App and web page records:
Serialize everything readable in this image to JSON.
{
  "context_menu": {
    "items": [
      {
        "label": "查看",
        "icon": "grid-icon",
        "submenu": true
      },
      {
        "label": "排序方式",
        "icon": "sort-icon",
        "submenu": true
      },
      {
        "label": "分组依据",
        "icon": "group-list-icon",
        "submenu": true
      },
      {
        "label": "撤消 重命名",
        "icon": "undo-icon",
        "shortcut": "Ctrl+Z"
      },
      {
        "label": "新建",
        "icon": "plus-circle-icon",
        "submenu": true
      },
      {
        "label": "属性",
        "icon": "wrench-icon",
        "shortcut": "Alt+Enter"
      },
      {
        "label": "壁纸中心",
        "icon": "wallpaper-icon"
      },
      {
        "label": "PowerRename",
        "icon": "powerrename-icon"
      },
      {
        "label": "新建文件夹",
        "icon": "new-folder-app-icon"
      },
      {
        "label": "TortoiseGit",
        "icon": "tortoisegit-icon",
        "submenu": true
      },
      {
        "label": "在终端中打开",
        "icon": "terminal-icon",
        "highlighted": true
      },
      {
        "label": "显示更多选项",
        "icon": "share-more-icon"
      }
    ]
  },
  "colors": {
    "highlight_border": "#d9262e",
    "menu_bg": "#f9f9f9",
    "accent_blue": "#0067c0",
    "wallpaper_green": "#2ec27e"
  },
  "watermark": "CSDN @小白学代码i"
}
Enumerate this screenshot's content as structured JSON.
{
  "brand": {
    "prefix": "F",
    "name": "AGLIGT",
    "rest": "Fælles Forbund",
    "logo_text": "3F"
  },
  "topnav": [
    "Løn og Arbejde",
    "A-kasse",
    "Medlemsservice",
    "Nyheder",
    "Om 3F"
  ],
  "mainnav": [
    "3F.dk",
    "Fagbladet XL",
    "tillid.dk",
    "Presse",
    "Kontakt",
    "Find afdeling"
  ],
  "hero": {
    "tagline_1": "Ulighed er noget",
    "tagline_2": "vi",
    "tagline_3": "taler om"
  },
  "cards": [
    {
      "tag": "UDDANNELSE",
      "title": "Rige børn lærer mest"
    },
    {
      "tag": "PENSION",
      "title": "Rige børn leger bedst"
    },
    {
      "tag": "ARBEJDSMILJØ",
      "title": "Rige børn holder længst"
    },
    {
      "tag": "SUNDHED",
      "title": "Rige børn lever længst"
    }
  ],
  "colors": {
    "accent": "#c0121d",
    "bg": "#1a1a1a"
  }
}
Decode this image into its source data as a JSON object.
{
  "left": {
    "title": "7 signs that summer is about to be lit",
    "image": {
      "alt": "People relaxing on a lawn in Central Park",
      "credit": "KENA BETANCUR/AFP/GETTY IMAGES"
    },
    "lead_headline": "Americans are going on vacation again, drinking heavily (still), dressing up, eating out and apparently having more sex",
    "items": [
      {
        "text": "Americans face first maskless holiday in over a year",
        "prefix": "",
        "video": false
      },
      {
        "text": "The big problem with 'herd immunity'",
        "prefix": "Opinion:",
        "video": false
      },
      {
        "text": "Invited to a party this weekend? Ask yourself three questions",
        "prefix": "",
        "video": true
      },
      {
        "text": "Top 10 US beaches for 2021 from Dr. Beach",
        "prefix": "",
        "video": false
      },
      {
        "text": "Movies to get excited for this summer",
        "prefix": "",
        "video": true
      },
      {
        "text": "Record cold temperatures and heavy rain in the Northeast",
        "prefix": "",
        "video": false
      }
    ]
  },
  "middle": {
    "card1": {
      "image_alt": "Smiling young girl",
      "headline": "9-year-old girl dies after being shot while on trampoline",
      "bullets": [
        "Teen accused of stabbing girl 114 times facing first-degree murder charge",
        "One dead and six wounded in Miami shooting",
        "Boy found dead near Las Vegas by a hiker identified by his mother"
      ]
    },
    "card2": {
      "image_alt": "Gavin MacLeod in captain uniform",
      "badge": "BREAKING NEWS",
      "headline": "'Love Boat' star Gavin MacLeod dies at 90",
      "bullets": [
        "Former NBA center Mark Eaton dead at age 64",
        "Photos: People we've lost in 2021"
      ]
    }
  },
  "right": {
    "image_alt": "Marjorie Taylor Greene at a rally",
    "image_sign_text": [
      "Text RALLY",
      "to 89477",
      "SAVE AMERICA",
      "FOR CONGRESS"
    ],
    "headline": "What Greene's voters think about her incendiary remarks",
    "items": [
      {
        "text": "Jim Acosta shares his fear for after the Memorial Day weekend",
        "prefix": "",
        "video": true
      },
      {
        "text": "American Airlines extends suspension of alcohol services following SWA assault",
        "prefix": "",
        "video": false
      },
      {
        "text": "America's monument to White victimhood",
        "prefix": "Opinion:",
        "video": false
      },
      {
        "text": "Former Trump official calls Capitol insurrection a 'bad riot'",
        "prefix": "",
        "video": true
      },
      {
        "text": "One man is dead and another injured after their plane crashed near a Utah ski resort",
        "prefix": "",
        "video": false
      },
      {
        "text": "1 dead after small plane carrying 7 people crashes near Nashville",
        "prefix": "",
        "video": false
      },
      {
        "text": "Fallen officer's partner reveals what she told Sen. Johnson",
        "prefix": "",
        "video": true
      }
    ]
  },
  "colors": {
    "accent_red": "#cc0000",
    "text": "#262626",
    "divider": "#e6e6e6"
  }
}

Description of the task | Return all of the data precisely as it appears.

Response area |
Serialize everything readable in this image to JSON.
{
  "context_menu": {
    "items": [
      {
        "label": "查看",
        "icon": "grid-icon",
        "submenu": true
      },
      {
        "label": "排序方式",
        "icon": "sort-icon",
        "submenu": true
      },
      {
        "label": "分组依据",
        "icon": "group-list-icon",
        "submenu": true
      },
      {
        "label": "撤消 重命名",
        "icon": "undo-icon",
        "shortcut": "Ctrl+Z"
      },
      {
        "label": "新建",
        "icon": "plus-circle-icon",
        "submenu": true
      },
      {
        "label": "属性",
        "icon": "wrench-icon",
        "shortcut": "Alt+Enter"
      },
      {
        "label": "壁纸中心",
        "icon": "wallpaper-icon"
      },
      {
        "label": "PowerRename",
        "icon": "powerrename-icon"
      },
      {
        "label": "新建文件夹",
        "icon": "new-folder-app-icon"
      },
      {
        "label": "TortoiseGit",
        "icon": "tortoisegit-icon",
        "submenu": true
      },
      {
        "label": "在终端中打开",
        "icon": "terminal-icon",
        "highlighted": true
      },
      {
        "label": "显示更多选项",
        "icon": "share-more-icon"
      }
    ]
  },
  "colors": {
    "highlight_border": "#d9262e",
    "menu_bg": "#f9f9f9",
    "accent_blue": "#0067c0",
    "wallpaper_green": "#2ec27e"
  },
  "watermark": "CSDN @小白学代码i"
}
Enumerate this screenshot's content as structured JSON.
{
  "brand": {
    "prefix": "F",
    "name": "AGLIGT",
    "rest": "Fælles Forbund",
    "logo_text": "3F"
  },
  "topnav": [
    "Løn og Arbejde",
    "A-kasse",
    "Medlemsservice",
    "Nyheder",
    "Om 3F"
  ],
  "mainnav": [
    "3F.dk",
    "Fagbladet XL",
    "tillid.dk",
    "Presse",
    "Kontakt",
    "Find afdeling"
  ],
  "hero": {
    "tagline_1": "Ulighed er noget",
    "tagline_2": "vi",
    "tagline_3": "taler om"
  },
  "cards": [
    {
      "tag": "UDDANNELSE",
      "title": "Rige børn lærer mest"
    },
    {
      "tag": "PENSION",
      "title": "Rige børn leger bedst"
    },
    {
      "tag": "ARBEJDSMILJØ",
      "title": "Rige børn holder længst"
    },
    {
      "tag": "SUNDHED",
      "title": "Rige børn lever længst"
    }
  ],
  "colors": {
    "accent": "#c0121d",
    "bg": "#1a1a1a"
  }
}
Decode this image into its source data as a JSON object.
{
  "left": {
    "title": "7 signs that summer is about to be lit",
    "image": {
      "alt": "People relaxing on a lawn in Central Park",
      "credit": "KENA BETANCUR/AFP/GETTY IMAGES"
    },
    "lead_headline": "Americans are going on vacation again, drinking heavily (still), dressing up, eating out and apparently having more sex",
    "items": [
      {
        "text": "Americans face first maskless holiday in over a year",
        "prefix": "",
        "video": false
      },
      {
        "text": "The big problem with 'herd immunity'",
        "prefix": "Opinion:",
        "video": false
      },
      {
        "text": "Invited to a party this weekend? Ask yourself three questions",
        "prefix": "",
        "video": true
      },
      {
        "text": "Top 10 US beaches for 2021 from Dr. Beach",
        "prefix": "",
        "video": false
      },
      {
        "text": "Movies to get excited for this summer",
        "prefix": "",
        "video": true
      },
      {
        "text": "Record cold temperatures and heavy rain in the Northeast",
        "prefix": "",
        "video": false
      }
    ]
  },
  "middle": {
    "card1": {
      "image_alt": "Smiling young girl",
      "headline": "9-year-old girl dies after being shot while on trampoline",
      "bullets": [
        "Teen accused of stabbing girl 114 times facing first-degree murder charge",
        "One dead and six wounded in Miami shooting",
        "Boy found dead near Las Vegas by a hiker identified by his mother"
      ]
    },
    "card2": {
      "image_alt": "Gavin MacLeod in captain uniform",
      "badge": "BREAKING NEWS",
      "headline": "'Love Boat' star Gavin MacLeod dies at 90",
      "bullets": [
        "Former NBA center Mark Eaton dead at age 64",
        "Photos: People we've lost in 2021"
      ]
    }
  },
  "right": {
    "image_alt": "Marjorie Taylor Greene at a rally",
    "image_sign_text": [
      "Text RALLY",
      "to 89477",
      "SAVE AMERICA",
      "FOR CONGRESS"
    ],
    "headline": "What Greene's voters think about her incendiary remarks",
    "items": [
      {
        "text": "Jim Acosta shares his fear for after the Memorial Day weekend",
        "prefix": "",
        "video": true
      },
      {
        "text": "American Airlines extends suspension of alcohol services following SWA assault",
        "prefix": "",
        "video": false
      },
      {
        "text": "America's monument to White victimhood",
        "prefix": "Opinion:",
        "video": false
      },
      {
        "text": "Former Trump official calls Capitol insurrection a 'bad riot'",
        "prefix": "",
        "video": true
      },
      {
        "text": "One man is dead and another injured after their plane crashed near a Utah ski resort",
        "prefix": "",
        "video": false
      },
      {
        "text": "1 dead after small plane carrying 7 people crashes near Nashville",
        "prefix": "",
        "video": false
      },
      {
        "text": "Fallen officer's partner reveals what she told Sen. Johnson",
        "prefix": "",
        "video": true
      }
    ]
  },
  "colors": {
    "accent_red": "#cc0000",
    "text": "#262626",
    "divider": "#e6e6e6"
  }
}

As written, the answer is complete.